It is a role an actor would kill for, and Anthony De Sando makes the most of it. His Don Juan is marvelously insolent. He lacks any shred of self-doubt as he vanquishes all without mercy.

His long-suffering valet, Sganarelle (John G. Williams), stands up the best. Though he has a dash of the rascal himself, he serves as a virtuous and comical foil to Don Juan’s immorality. But in the end, Sganarelle too is reduced to talking gibberish.

Others fall more easily. Dona Elvira (Jessica Dal Canton) is a nun Don Juan seduces into leaving the cloister. (The bigger the challenge, the better Don Juan likes it.) Charlotte (Bethany Ditnes) is a comely peasant girl he picks up along the way. Pierrot (Griffin Stanton- Ameisen) is her betrayed betrothed. Don Juan even plays cat-and-mouse with his father, Don Luis (Robb Hutter). There is great acting all round. But Don Juan just wins and wins.

Director Alexander Burns keeps the time and place undefined. The translation by Neil Bartlett mixes in a gob of modern palaver. Costume design (Jane Casanave) is colorfully old-fashioned but not altogether 17th century. And while the sound design (Bryce Page) evokes moods, it never insists you live in Moliere’s world.
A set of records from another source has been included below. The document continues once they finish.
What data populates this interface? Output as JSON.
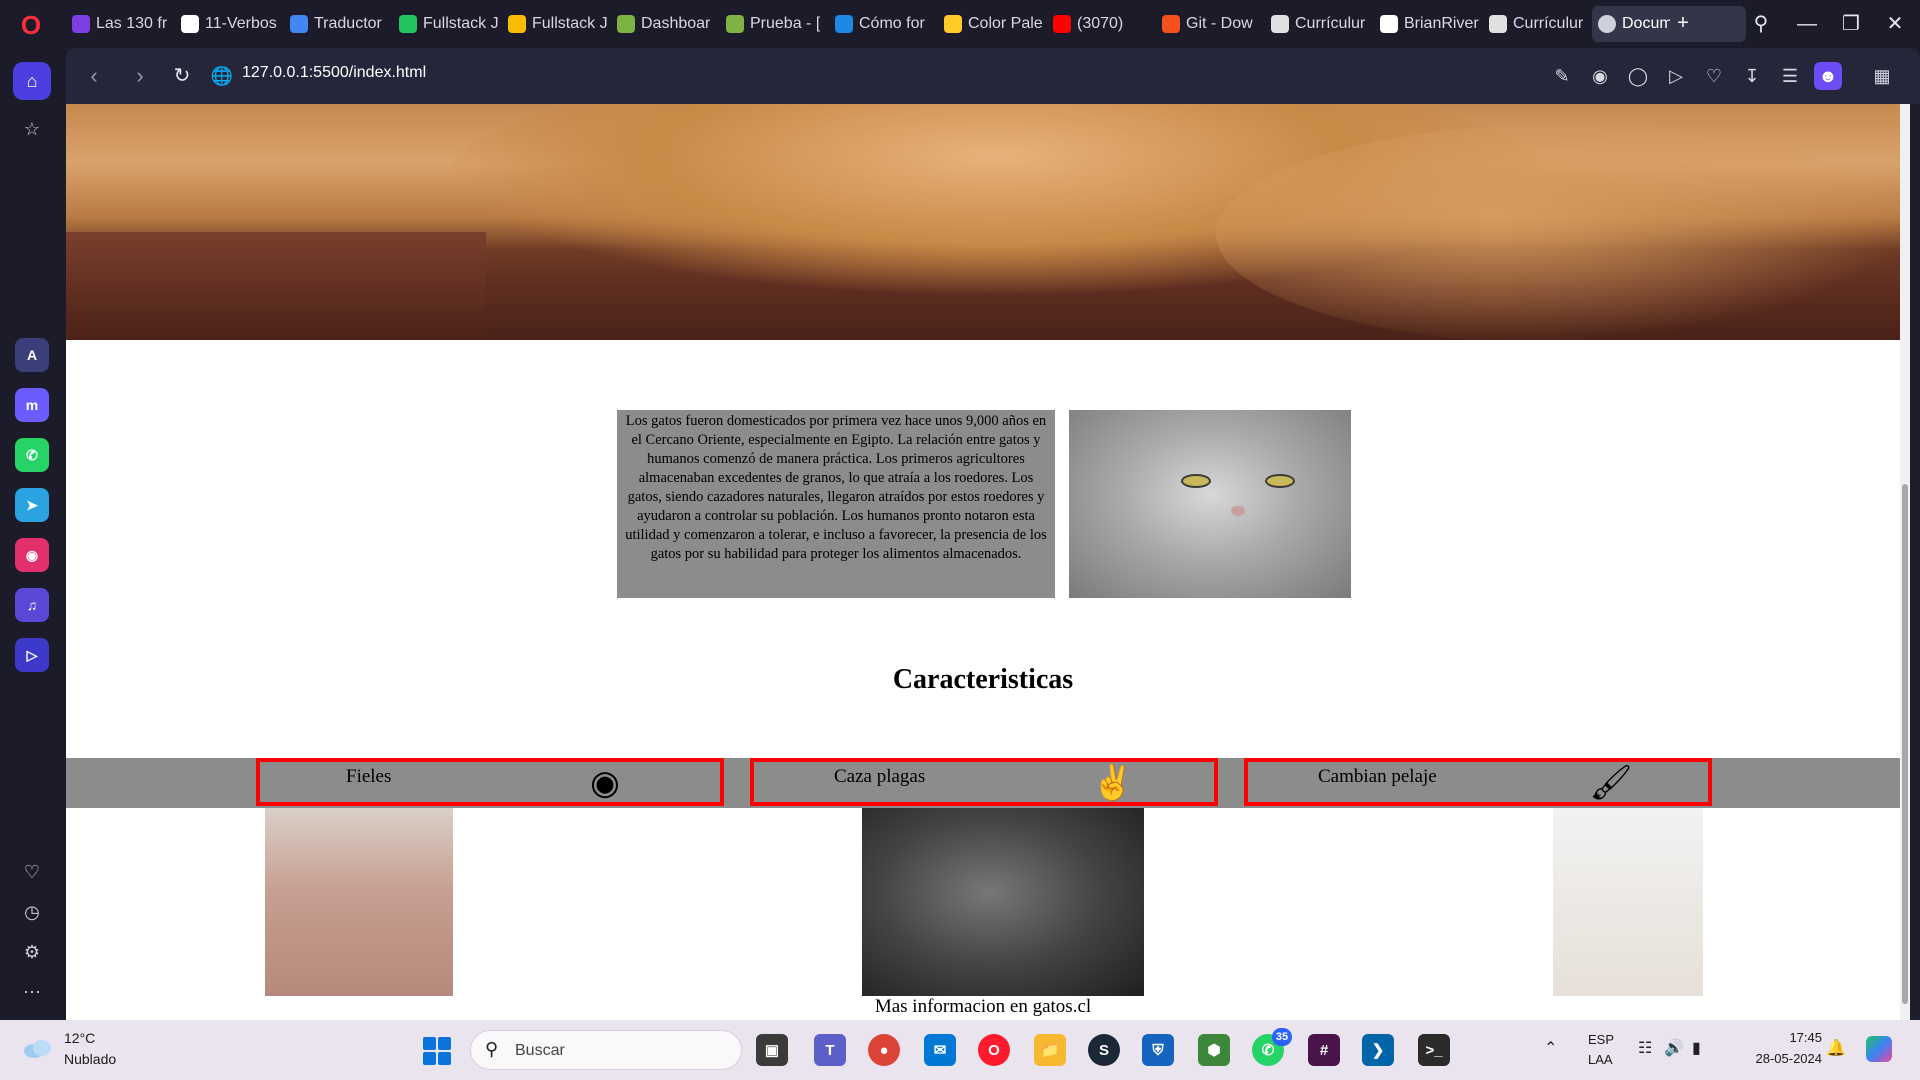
{
  "browser": {
    "tabs": [
      {
        "label": "Las 130 fr",
        "color": "#7b3fe4"
      },
      {
        "label": "11-Verbos",
        "color": "#ffffff"
      },
      {
        "label": "Traductor",
        "color": "#4285f4"
      },
      {
        "label": "Fullstack J",
        "color": "#22c55e"
      },
      {
        "label": "Fullstack J",
        "color": "#fbbc04"
      },
      {
        "label": "Dashboar",
        "color": "#7cb342"
      },
      {
        "label": "Prueba - [",
        "color": "#7cb342"
      },
      {
        "label": "Cómo for",
        "color": "#1e88e5"
      },
      {
        "label": "Color Pale",
        "color": "#ffca28"
      },
      {
        "label": "(3070)",
        "color": "#ff0000"
      },
      {
        "label": "Git - Dow",
        "color": "#f4511e"
      },
      {
        "label": "Currículur",
        "color": "#e0e0e0"
      },
      {
        "label": "BrianRiver",
        "color": "#ffffff"
      },
      {
        "label": "Currículur",
        "color": "#e0e0e0"
      }
    ],
    "active_tab": "Document",
    "url": "127.0.0.1:5500/index.html"
  },
  "page": {
    "intro_text": "Los gatos fueron domesticados por primera vez hace unos 9,000 años en el Cercano Oriente, especialmente en Egipto. La relación entre gatos y humanos comenzó de manera práctica. Los primeros agricultores almacenaban excedentes de granos, lo que atraía a los roedores. Los gatos, siendo cazadores naturales, llegaron atraídos por estos roedores y ayudaron a controlar su población. Los humanos pronto notaron esta utilidad y comenzaron a tolerar, e incluso a favorecer, la presencia de los gatos por su habilidad para proteger los alimentos almacenados.",
    "section_title": "Caracteristicas",
    "features": [
      {
        "label": "Fieles",
        "icon": "eye-icon"
      },
      {
        "label": "Caza plagas",
        "icon": "victory-hand-icon"
      },
      {
        "label": "Cambian pelaje",
        "icon": "paintbrush-icon"
      }
    ],
    "more_info": "Mas informacion en gatos.cl"
  },
  "taskbar": {
    "weather_temp": "12°C",
    "weather_desc": "Nublado",
    "search_placeholder": "Buscar",
    "whatsapp_badge": "35",
    "lang_line1": "ESP",
    "lang_line2": "LAA",
    "time": "17:45",
    "date": "28-05-2024"
  }
}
This campy production is full of invention. The lighting effects and choreography sequences are breathtaking (lighting, Mike Billings; fight direction, Ian Rose). But really, Quintessence/Sedgwick, please do come up with a better seating arrangement. Your fine work deserves to be seen.

While Don Juan derives from Commedia dell’arte, the focus is larger as it skewers morality. But to what end? And where does Moliere stand? The core character Don Juan tells us that a stance of public virtue is just the best way to succeed in vice. His involved arguments come across as a devilish take-off on Christian apologetics. (Small wonder that Moliere’s own play was quickly shut down when he tried to  stage it.)

Times have definitely changed, but you still hear a version of this stuff today. Is Don Juan a wounded idealist or simply a sociopath and cynic? Take your pick.

Of course, Don Juan loses in the end. Here too there is ambivalence. The conquering hero is a 12-foot, animated mortuary statue of a slain foe who invites himself to Don Juan’s dinner table, then turns out to be the voice of God!

Virtue is upheld, sure enough. But the Avenging Angel is so fantastical, it feels like a mock morality play, and once again Moliere’s own piety is suspect.

Sedgwick is located at 7137 Germantown Ave. “Don Juan” will run through March 13. Reservations at 1-877-238-5596.